This welcome development was an inspiration for writing my new book, titled Numbers Rule Your World: The Hidden Influence of Probability and Statistics on Everything You Do (McGraw-Hill, 2010). As a long-time reader of my Junk Charts blog noted, the book is an attempt to “humanize the subject of statistics.”
In a perceptive essay, Bending Science in Service of Promotion, John Grohol pointed out that this class of non-fiction bestsellers relies on three secrets to success, namely, Sales, Sexiness, and Simplicity.
Having also pondered the reasons for the breakthrough achieved by this group of authors, I offer a longer list of factors:
- While dealing with science, none of these books contains any mathematics at all; the authors explain the insights but stop short of delving into the technicalities.
- The style is narrative, almost always revolving around one “big idea” (read: simplicity), reappearing in various guises.
- The voice is invariably first person. It may be the case that readers reward credibility points if they learn that the author is friends with or has direct interactions with the scientists being profiled. With rare exceptions (Taleb, for one), these books read like a series of interviews with friends.
- Sparingly do these authors cover opposing views. It is this discipline that allows each of these books to be reduced to one sentence (e.g., Blink is about the power of intuition), and it is this simplicity that empowers fans to spread the word efficiently.
- The arguments are built upon an accumulation of numerous short episodes, rather than an in-depth exploration of a single story. Examples with sensational value are often picked (read: sexiness).
My recent series of blog posts on SuperFreakonomics has received positive attention from Grohol, Chris Shea (Boston Globe) and Andrew Gelman (Columbia University), among others. Some commentators have interpreted my work as “vetting” or “debunking.” This was not my intention, as my book owes much to those pioneers.
At the same time, I have reservations about some parts of the formula, and thus altered it in the following ways:
- I rejected the first-person point of view because I dislike the trend in non-fiction publishing, as if every book is a confessional or memoir. I prefer to stay in the background.
- I wanted to explain a little more of the science while adopting the narrative style.
- In each chapter, I set a quota of two richly-developed examples, and no more. I was aiming for a less discursive, more cohesive argument.
- I wanted to sketch a more realistic portrait of science in practice: in particular, the best science does not always get realized – the process by which science gets out of the lab is as complex as what happens in the lab.

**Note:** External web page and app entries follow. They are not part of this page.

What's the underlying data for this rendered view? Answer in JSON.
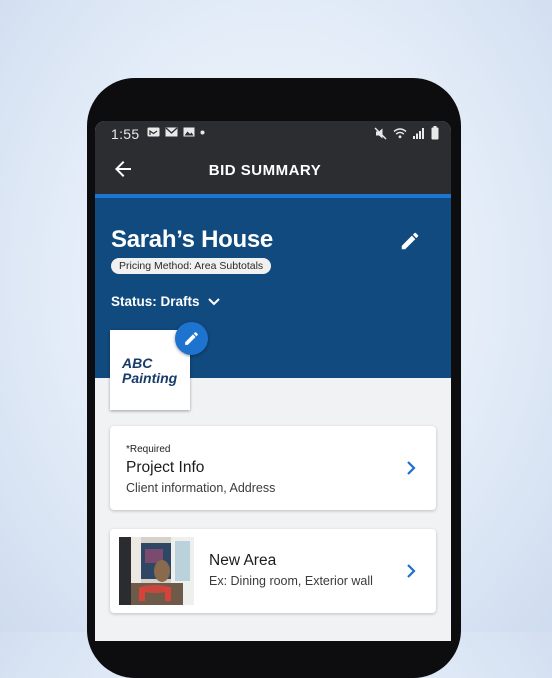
{
  "status_bar": {
    "time": "1:55"
  },
  "app_bar": {
    "title": "BID SUMMARY"
  },
  "project": {
    "name": "Sarah’s House",
    "pricing_method": "Pricing Method: Area Subtotals",
    "status": "Status: Drafts"
  },
  "logo": {
    "line1": "ABC",
    "line2": "Painting"
  },
  "cards": [
    {
      "required": "*Required",
      "title": "Project Info",
      "subtitle": "Client information, Address"
    },
    {
      "title": "New Area",
      "subtitle": "Ex: Dining room, Exterior wall"
    }
  ],
  "colors": {
    "hero": "#114a7f",
    "accent": "#1d77d2",
    "chevron": "#1d6fcf"
  }
}
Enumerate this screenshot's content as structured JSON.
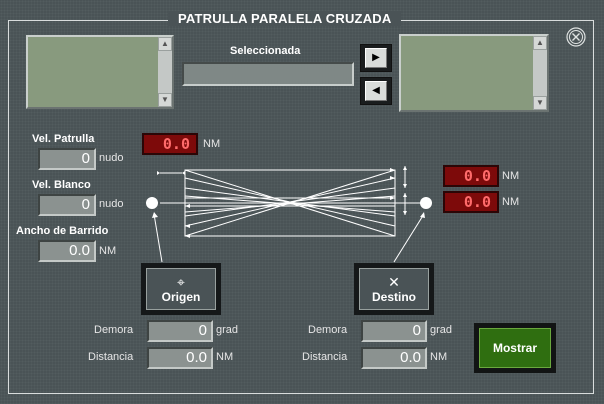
{
  "window": {
    "title": "PATRULLA PARALELA CRUZADA"
  },
  "selection": {
    "label": "Seleccionada",
    "value": ""
  },
  "nav": {
    "right_glyph": "▶",
    "left_glyph": "◀"
  },
  "left_list": {
    "items": []
  },
  "right_list": {
    "items": []
  },
  "vel_patrulla": {
    "label": "Vel. Patrulla",
    "value": "0",
    "unit": "nudo"
  },
  "vel_blanco": {
    "label": "Vel. Blanco",
    "value": "0",
    "unit": "nudo"
  },
  "ancho_barrido": {
    "label": "Ancho de Barrido",
    "value": "0.0",
    "unit": "NM"
  },
  "track_spacing": {
    "value": "0.0",
    "unit": "NM"
  },
  "right_top": {
    "value": "0.0",
    "unit": "NM"
  },
  "right_bottom": {
    "value": "0.0",
    "unit": "NM"
  },
  "origen": {
    "label": "Origen",
    "icon": "crosshair-icon",
    "demora_label": "Demora",
    "demora_value": "0",
    "demora_unit": "grad",
    "distancia_label": "Distancia",
    "distancia_value": "0.0",
    "distancia_unit": "NM"
  },
  "destino": {
    "label": "Destino",
    "icon": "x-icon",
    "demora_label": "Demora",
    "demora_value": "0",
    "demora_unit": "grad",
    "distancia_label": "Distancia",
    "distancia_value": "0.0",
    "distancia_unit": "NM"
  },
  "mostrar": {
    "label": "Mostrar"
  },
  "colors": {
    "panel": "#4a5356",
    "led": "#7d0a0a",
    "led_text": "#ff6b6b",
    "list": "#889a7e",
    "mostrar": "#2f6e10"
  }
}
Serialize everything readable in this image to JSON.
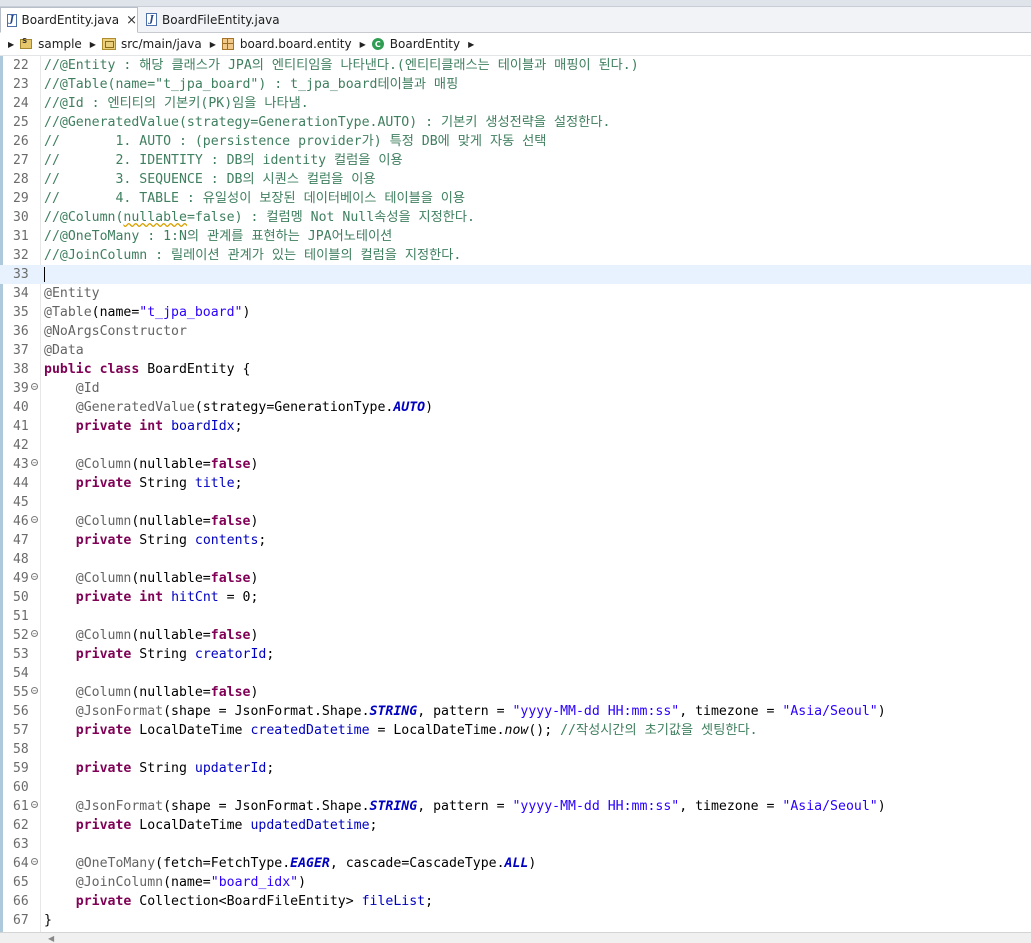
{
  "tabs": [
    {
      "label": "BoardEntity.java",
      "icon": "java-file-icon",
      "active": true,
      "closable": true
    },
    {
      "label": "BoardFileEntity.java",
      "icon": "java-file-icon",
      "active": false,
      "closable": false
    }
  ],
  "tab_close_glyph": "×",
  "breadcrumb": [
    {
      "label": "sample",
      "icon": "project-icon"
    },
    {
      "label": "src/main/java",
      "icon": "source-folder-icon"
    },
    {
      "label": "board.board.entity",
      "icon": "package-icon"
    },
    {
      "label": "BoardEntity",
      "icon": "class-icon"
    }
  ],
  "editor": {
    "current_line": 33,
    "foldable_lines": [
      39,
      43,
      46,
      49,
      52,
      55,
      61,
      64
    ],
    "lines": [
      {
        "n": 22,
        "segs": [
          [
            "cmt",
            "//@Entity : 해당 클래스가 JPA의 엔티티임을 나타낸다.(엔티티클래스는 테이블과 매핑이 된다.)"
          ]
        ]
      },
      {
        "n": 23,
        "segs": [
          [
            "cmt",
            "//@Table(name=\"t_jpa_board\") : t_jpa_board테이블과 매핑"
          ]
        ]
      },
      {
        "n": 24,
        "segs": [
          [
            "cmt",
            "//@Id : 엔티티의 기본키(PK)임을 나타냄."
          ]
        ]
      },
      {
        "n": 25,
        "segs": [
          [
            "cmt",
            "//@GeneratedValue(strategy=GenerationType.AUTO) : 기본키 생성전략을 설정한다."
          ]
        ]
      },
      {
        "n": 26,
        "segs": [
          [
            "cmt",
            "//       1. AUTO : (persistence provider가) 특정 DB에 맞게 자동 선택"
          ]
        ]
      },
      {
        "n": 27,
        "segs": [
          [
            "cmt",
            "//       2. IDENTITY : DB의 identity 컬럼을 이용"
          ]
        ]
      },
      {
        "n": 28,
        "segs": [
          [
            "cmt",
            "//       3. SEQUENCE : DB의 시퀀스 컬럼을 이용"
          ]
        ]
      },
      {
        "n": 29,
        "segs": [
          [
            "cmt",
            "//       4. TABLE : 유일성이 보장된 데이터베이스 테이블을 이용"
          ]
        ]
      },
      {
        "n": 30,
        "segs": [
          [
            "cmt",
            "//@Column("
          ],
          [
            "cmt warn",
            "nullable"
          ],
          [
            "cmt",
            "=false) : 컬럼멩 Not Null속성을 지정한다."
          ]
        ]
      },
      {
        "n": 31,
        "segs": [
          [
            "cmt",
            "//@OneToMany : 1:N의 관계를 표현하는 JPA어노테이션"
          ]
        ]
      },
      {
        "n": 32,
        "segs": [
          [
            "cmt",
            "//@JoinColumn : 릴레이션 관계가 있는 테이블의 컬럼을 지정한다."
          ]
        ]
      },
      {
        "n": 33,
        "segs": [
          [
            "caret",
            ""
          ]
        ]
      },
      {
        "n": 34,
        "segs": [
          [
            "ann",
            "@Entity"
          ]
        ]
      },
      {
        "n": 35,
        "segs": [
          [
            "ann",
            "@Table"
          ],
          [
            "plain",
            "(name="
          ],
          [
            "str",
            "\"t_jpa_board\""
          ],
          [
            "plain",
            ")"
          ]
        ]
      },
      {
        "n": 36,
        "segs": [
          [
            "ann",
            "@NoArgsConstructor"
          ]
        ]
      },
      {
        "n": 37,
        "segs": [
          [
            "ann",
            "@Data"
          ]
        ]
      },
      {
        "n": 38,
        "segs": [
          [
            "kw",
            "public class"
          ],
          [
            "plain",
            " BoardEntity {"
          ]
        ]
      },
      {
        "n": 39,
        "segs": [
          [
            "plain",
            "    "
          ],
          [
            "ann",
            "@Id"
          ]
        ]
      },
      {
        "n": 40,
        "segs": [
          [
            "plain",
            "    "
          ],
          [
            "ann",
            "@GeneratedValue"
          ],
          [
            "plain",
            "(strategy=GenerationType."
          ],
          [
            "sfld",
            "AUTO"
          ],
          [
            "plain",
            ")"
          ]
        ]
      },
      {
        "n": 41,
        "segs": [
          [
            "plain",
            "    "
          ],
          [
            "kw",
            "private int"
          ],
          [
            "plain",
            " "
          ],
          [
            "fld",
            "boardIdx"
          ],
          [
            "plain",
            ";"
          ]
        ]
      },
      {
        "n": 42,
        "segs": []
      },
      {
        "n": 43,
        "segs": [
          [
            "plain",
            "    "
          ],
          [
            "ann",
            "@Column"
          ],
          [
            "plain",
            "(nullable="
          ],
          [
            "kw",
            "false"
          ],
          [
            "plain",
            ")"
          ]
        ]
      },
      {
        "n": 44,
        "segs": [
          [
            "plain",
            "    "
          ],
          [
            "kw",
            "private"
          ],
          [
            "plain",
            " String "
          ],
          [
            "fld",
            "title"
          ],
          [
            "plain",
            ";"
          ]
        ]
      },
      {
        "n": 45,
        "segs": []
      },
      {
        "n": 46,
        "segs": [
          [
            "plain",
            "    "
          ],
          [
            "ann",
            "@Column"
          ],
          [
            "plain",
            "(nullable="
          ],
          [
            "kw",
            "false"
          ],
          [
            "plain",
            ")"
          ]
        ]
      },
      {
        "n": 47,
        "segs": [
          [
            "plain",
            "    "
          ],
          [
            "kw",
            "private"
          ],
          [
            "plain",
            " String "
          ],
          [
            "fld",
            "contents"
          ],
          [
            "plain",
            ";"
          ]
        ]
      },
      {
        "n": 48,
        "segs": []
      },
      {
        "n": 49,
        "segs": [
          [
            "plain",
            "    "
          ],
          [
            "ann",
            "@Column"
          ],
          [
            "plain",
            "(nullable="
          ],
          [
            "kw",
            "false"
          ],
          [
            "plain",
            ")"
          ]
        ]
      },
      {
        "n": 50,
        "segs": [
          [
            "plain",
            "    "
          ],
          [
            "kw",
            "private int"
          ],
          [
            "plain",
            " "
          ],
          [
            "fld",
            "hitCnt"
          ],
          [
            "plain",
            " = 0;"
          ]
        ]
      },
      {
        "n": 51,
        "segs": []
      },
      {
        "n": 52,
        "segs": [
          [
            "plain",
            "    "
          ],
          [
            "ann",
            "@Column"
          ],
          [
            "plain",
            "(nullable="
          ],
          [
            "kw",
            "false"
          ],
          [
            "plain",
            ")"
          ]
        ]
      },
      {
        "n": 53,
        "segs": [
          [
            "plain",
            "    "
          ],
          [
            "kw",
            "private"
          ],
          [
            "plain",
            " String "
          ],
          [
            "fld",
            "creatorId"
          ],
          [
            "plain",
            ";"
          ]
        ]
      },
      {
        "n": 54,
        "segs": []
      },
      {
        "n": 55,
        "segs": [
          [
            "plain",
            "    "
          ],
          [
            "ann",
            "@Column"
          ],
          [
            "plain",
            "(nullable="
          ],
          [
            "kw",
            "false"
          ],
          [
            "plain",
            ")"
          ]
        ]
      },
      {
        "n": 56,
        "segs": [
          [
            "plain",
            "    "
          ],
          [
            "ann",
            "@JsonFormat"
          ],
          [
            "plain",
            "(shape = JsonFormat.Shape."
          ],
          [
            "sfld",
            "STRING"
          ],
          [
            "plain",
            ", pattern = "
          ],
          [
            "str",
            "\"yyyy-MM-dd HH:mm:ss\""
          ],
          [
            "plain",
            ", timezone = "
          ],
          [
            "str",
            "\"Asia/Seoul\""
          ],
          [
            "plain",
            ")"
          ]
        ]
      },
      {
        "n": 57,
        "segs": [
          [
            "plain",
            "    "
          ],
          [
            "kw",
            "private"
          ],
          [
            "plain",
            " LocalDateTime "
          ],
          [
            "fld",
            "createdDatetime"
          ],
          [
            "plain",
            " = LocalDateTime."
          ],
          [
            "ital",
            "now"
          ],
          [
            "plain",
            "(); "
          ],
          [
            "cmt",
            "//작성시간의 초기값을 셋팅한다."
          ]
        ]
      },
      {
        "n": 58,
        "segs": []
      },
      {
        "n": 59,
        "segs": [
          [
            "plain",
            "    "
          ],
          [
            "kw",
            "private"
          ],
          [
            "plain",
            " String "
          ],
          [
            "fld",
            "updaterId"
          ],
          [
            "plain",
            ";"
          ]
        ]
      },
      {
        "n": 60,
        "segs": []
      },
      {
        "n": 61,
        "segs": [
          [
            "plain",
            "    "
          ],
          [
            "ann",
            "@JsonFormat"
          ],
          [
            "plain",
            "(shape = JsonFormat.Shape."
          ],
          [
            "sfld",
            "STRING"
          ],
          [
            "plain",
            ", pattern = "
          ],
          [
            "str",
            "\"yyyy-MM-dd HH:mm:ss\""
          ],
          [
            "plain",
            ", timezone = "
          ],
          [
            "str",
            "\"Asia/Seoul\""
          ],
          [
            "plain",
            ")"
          ]
        ]
      },
      {
        "n": 62,
        "segs": [
          [
            "plain",
            "    "
          ],
          [
            "kw",
            "private"
          ],
          [
            "plain",
            " LocalDateTime "
          ],
          [
            "fld",
            "updatedDatetime"
          ],
          [
            "plain",
            ";"
          ]
        ]
      },
      {
        "n": 63,
        "segs": []
      },
      {
        "n": 64,
        "segs": [
          [
            "plain",
            "    "
          ],
          [
            "ann",
            "@OneToMany"
          ],
          [
            "plain",
            "(fetch=FetchType."
          ],
          [
            "sfld",
            "EAGER"
          ],
          [
            "plain",
            ", cascade=CascadeType."
          ],
          [
            "sfld",
            "ALL"
          ],
          [
            "plain",
            ")"
          ]
        ]
      },
      {
        "n": 65,
        "segs": [
          [
            "plain",
            "    "
          ],
          [
            "ann",
            "@JoinColumn"
          ],
          [
            "plain",
            "(name="
          ],
          [
            "str",
            "\"board_idx\""
          ],
          [
            "plain",
            ")"
          ]
        ]
      },
      {
        "n": 66,
        "segs": [
          [
            "plain",
            "    "
          ],
          [
            "kw",
            "private"
          ],
          [
            "plain",
            " Collection<BoardFileEntity> "
          ],
          [
            "fld",
            "fileList"
          ],
          [
            "plain",
            ";"
          ]
        ]
      },
      {
        "n": 67,
        "segs": [
          [
            "plain",
            "}"
          ]
        ]
      }
    ]
  },
  "colors": {
    "comment": "#3f7f5f",
    "keyword": "#7f0055",
    "annotation": "#646464",
    "string": "#2a00ff",
    "field": "#0000c0",
    "current_line_bg": "#e8f2fe"
  }
}
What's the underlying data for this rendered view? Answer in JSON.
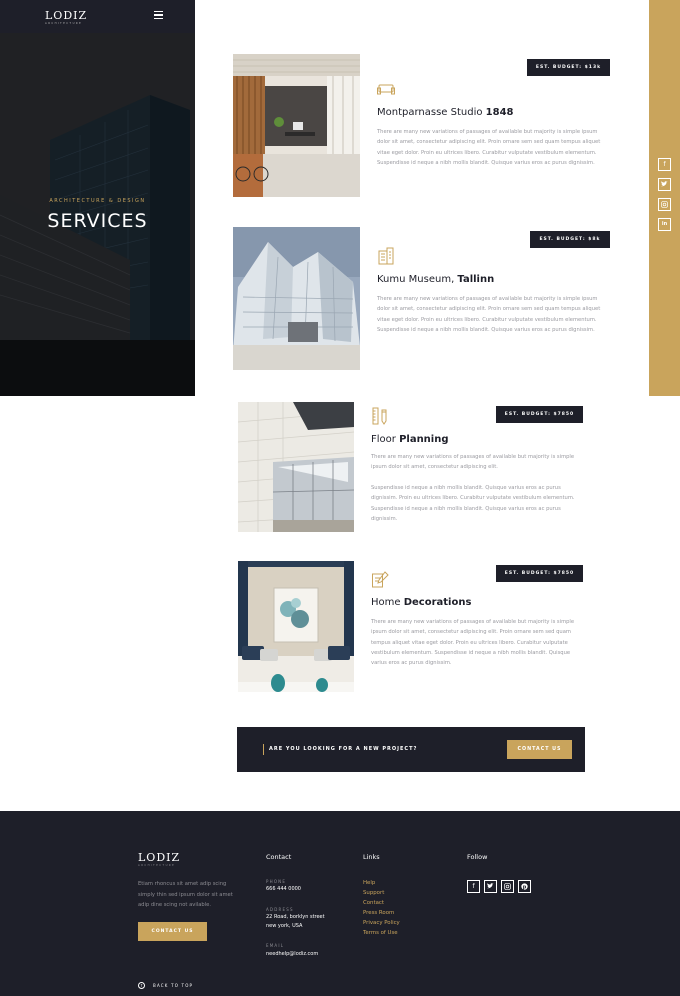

These guidelines shaped how the book came out. They put constraints on the writing process. For example, the restriction to two examples per chapter pushed me to explore each topic more deeply: inconsistencies are harder to gloss over when writing thirty pages rather than a paragraph or two.
I quickly learned that English has many imperfections when it comes to describing mathematical concepts; much time was spent re-writing sentences to render them more precise, less bulky, more accurate. And, in conveying the process of implementing science, I needed to detail people, their motivations and their conflicts, which brings balance to the narrative.
It is the readers who will judge whether these changes to the formula for success are a step forward or backward. I am looking forward to hearing your comments.